GS-II: Social Justice and Governance (Issues related to Poverty)

Dimensions of the Article:

  1. Highlights of the report on life expectancy of urban poor
  2. Causes of Urban Poverty
  3. Issues related to urban poor
  4. Way forward suggested by the report

Highlights of the report on life expectancy of urban poor

  • Life expectancy among the poorest is lower by 9.1 years and 6.2 years among men and women, respectively, compared to the richest in urban areas.
  • One-third of India’s people now live in urban areas, with this segment seeing a rapid growth from about 18% (1960) to 28.53% (2001) to 34% (in 2019). Close to 30% of people living in urban areas are poor.
  • The report, besides finding disproportionate disease burden on the poor, also pointed to a chaotic urban health governance, where the multiplicity of healthcare providers both within and outside the government without coordination are challenges to urban health governance.
  • The other key findings include a heavy financial burden on the poor, and less investment in healthcare by urban local bodies.

Causes of Urban Poverty

Uncontrolled migration:

  • The lack of infrastructure in rural areas, forces inhabitants of these regions to seek out work in India’s mega-cities.
  • As more and more people make this migration, the space left to accommodate them becomes less and less.
  • Urban development can’t keep up with the growing numbers of informal settlers and leads to an increase in the number of slums.

Lack of investment:

  • Urban poverty is a result of the lack of opportunities and skills training for most of the working age population.
  • Over the years, a shortage of adequate investment in quality education and basic services like health, sanitation, waste management and skill training has had its consequences.
  • It has led to generations of malnourished, uneducated, unaware and unskilled or semi-skilled people who find it difficult to find decent paying jobs.

Lack of infrastructure in villages:

  • Due to lack of basic amenities and employment options in villages people migrate to cities.
  • Agriculture is barely a lucrative option in villages, so their only job option is to seek out work in the cities’ informal economies.
  • Millions migrate to the cities every day to take up informal jobs such as domestic help, taxi driving, construction site work, etc.
  • However, this creates overcrowding in the already packed urban infrastructure.

Issues related to urban poor
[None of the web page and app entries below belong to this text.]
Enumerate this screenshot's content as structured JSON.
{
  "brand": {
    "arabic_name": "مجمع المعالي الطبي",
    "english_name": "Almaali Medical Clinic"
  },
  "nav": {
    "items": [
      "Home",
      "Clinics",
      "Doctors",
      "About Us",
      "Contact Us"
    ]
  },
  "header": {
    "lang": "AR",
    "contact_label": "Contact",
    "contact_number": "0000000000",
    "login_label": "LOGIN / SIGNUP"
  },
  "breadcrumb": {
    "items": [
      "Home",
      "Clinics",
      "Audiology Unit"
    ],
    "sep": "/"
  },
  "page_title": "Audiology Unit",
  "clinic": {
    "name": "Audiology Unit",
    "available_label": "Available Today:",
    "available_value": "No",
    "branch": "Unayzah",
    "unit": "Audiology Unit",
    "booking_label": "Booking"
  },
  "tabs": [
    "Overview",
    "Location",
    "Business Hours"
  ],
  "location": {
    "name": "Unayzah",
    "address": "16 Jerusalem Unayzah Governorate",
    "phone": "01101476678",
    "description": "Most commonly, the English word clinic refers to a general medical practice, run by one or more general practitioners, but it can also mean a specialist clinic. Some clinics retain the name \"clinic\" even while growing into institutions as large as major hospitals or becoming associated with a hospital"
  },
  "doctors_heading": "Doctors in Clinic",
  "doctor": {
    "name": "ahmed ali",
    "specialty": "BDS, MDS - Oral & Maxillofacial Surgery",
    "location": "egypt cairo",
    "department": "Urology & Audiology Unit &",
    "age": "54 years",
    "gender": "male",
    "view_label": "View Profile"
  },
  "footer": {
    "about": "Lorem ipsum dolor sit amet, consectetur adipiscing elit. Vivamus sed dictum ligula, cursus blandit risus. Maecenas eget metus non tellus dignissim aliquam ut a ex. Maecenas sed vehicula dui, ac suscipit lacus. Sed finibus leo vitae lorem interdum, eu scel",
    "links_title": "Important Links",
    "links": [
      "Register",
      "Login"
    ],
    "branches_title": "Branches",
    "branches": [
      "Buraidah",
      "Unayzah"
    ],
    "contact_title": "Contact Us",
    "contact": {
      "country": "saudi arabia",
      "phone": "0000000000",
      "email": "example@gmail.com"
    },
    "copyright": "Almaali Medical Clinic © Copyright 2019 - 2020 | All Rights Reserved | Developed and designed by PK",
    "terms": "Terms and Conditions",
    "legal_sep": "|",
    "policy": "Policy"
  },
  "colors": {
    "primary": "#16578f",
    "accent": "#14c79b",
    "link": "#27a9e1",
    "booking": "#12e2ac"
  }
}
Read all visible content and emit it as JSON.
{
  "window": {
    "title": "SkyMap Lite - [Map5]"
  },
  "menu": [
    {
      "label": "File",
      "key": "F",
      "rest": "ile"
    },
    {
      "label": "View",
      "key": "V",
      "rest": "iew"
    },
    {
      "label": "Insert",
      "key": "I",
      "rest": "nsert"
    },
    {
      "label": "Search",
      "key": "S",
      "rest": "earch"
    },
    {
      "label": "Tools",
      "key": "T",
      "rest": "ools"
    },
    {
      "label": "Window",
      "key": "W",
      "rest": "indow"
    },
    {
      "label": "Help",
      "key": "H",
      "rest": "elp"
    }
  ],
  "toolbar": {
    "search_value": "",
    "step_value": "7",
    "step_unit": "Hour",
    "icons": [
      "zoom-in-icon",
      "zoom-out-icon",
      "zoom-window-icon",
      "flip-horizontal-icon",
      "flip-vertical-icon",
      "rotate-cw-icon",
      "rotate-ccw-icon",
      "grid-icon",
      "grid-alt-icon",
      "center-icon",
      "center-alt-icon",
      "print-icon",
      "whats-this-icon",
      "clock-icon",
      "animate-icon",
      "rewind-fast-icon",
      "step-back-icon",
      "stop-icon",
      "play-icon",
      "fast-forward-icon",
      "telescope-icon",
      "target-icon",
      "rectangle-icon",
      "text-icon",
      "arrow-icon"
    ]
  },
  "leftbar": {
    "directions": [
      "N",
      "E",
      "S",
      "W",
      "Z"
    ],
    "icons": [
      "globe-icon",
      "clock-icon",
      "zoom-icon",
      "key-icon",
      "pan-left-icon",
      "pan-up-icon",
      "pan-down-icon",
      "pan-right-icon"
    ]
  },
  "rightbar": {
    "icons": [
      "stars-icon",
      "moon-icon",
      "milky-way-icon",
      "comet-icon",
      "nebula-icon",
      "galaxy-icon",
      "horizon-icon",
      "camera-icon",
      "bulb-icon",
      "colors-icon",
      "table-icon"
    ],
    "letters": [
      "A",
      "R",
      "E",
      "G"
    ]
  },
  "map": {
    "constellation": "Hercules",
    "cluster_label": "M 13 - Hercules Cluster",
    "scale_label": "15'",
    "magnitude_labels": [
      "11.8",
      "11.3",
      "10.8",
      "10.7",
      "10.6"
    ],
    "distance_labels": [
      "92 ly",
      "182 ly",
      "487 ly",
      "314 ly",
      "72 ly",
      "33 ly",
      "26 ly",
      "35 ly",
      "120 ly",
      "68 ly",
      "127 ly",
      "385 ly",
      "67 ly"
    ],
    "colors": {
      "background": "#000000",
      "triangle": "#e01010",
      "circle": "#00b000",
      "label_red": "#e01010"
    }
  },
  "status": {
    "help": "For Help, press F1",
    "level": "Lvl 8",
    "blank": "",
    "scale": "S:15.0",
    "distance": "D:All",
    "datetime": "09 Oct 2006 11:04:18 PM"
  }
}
  • Housing Vulnerability: Majority of urban poor generally live in low quality unhygienic areas such as slums. They have no ownership rights and entitlements. As occupants construct on the empty land, the civic body does not provide them basic amenities- therefore they have no access to individual water connection, toilets, electricity, and roads. Also, poor live in unhealthy and insanitary living conditions. According to Census 2011, 17.7% of urban population comprising 65 million people lives in slums.
  • Economic Vulnerability: Irregular employment with low wages makes them more vulnerable. This restricts availability of formal credit from banks, they have no access to formal safety net programmes, and productive assets.
  • Social Vulnerability: The income inequality creates divergence between lower strata of society i.e. poor and middle class. It increases social differences in education and skill development programmes.
  • Personal Vulnerability: At personal level, poor are more vulnerable for getting social justice in their day-to-day work. The poor are victims of all types of injustice and violence. Particularly, low caste people and minority, especially women, children, the elderly, disabled and destitute have no access to social justice.

Way forward suggested by the report

  1. Strengthening community participation and governance
  2. Building a comprehensive and dynamic database on the health and nutrition status, including co-morbidities of the diverse, vulnerable populations
  3. Strengthening healthcare provisioning through the National Urban Health Mission, especially for primary healthcare services
  4. Putting in place policy measures to reduce the financial burden of the poor
  5. Establishing a better mechanism for coordinated public healthcare services and better governed private healthcare institutions.

-Source: The Hindu

February 2024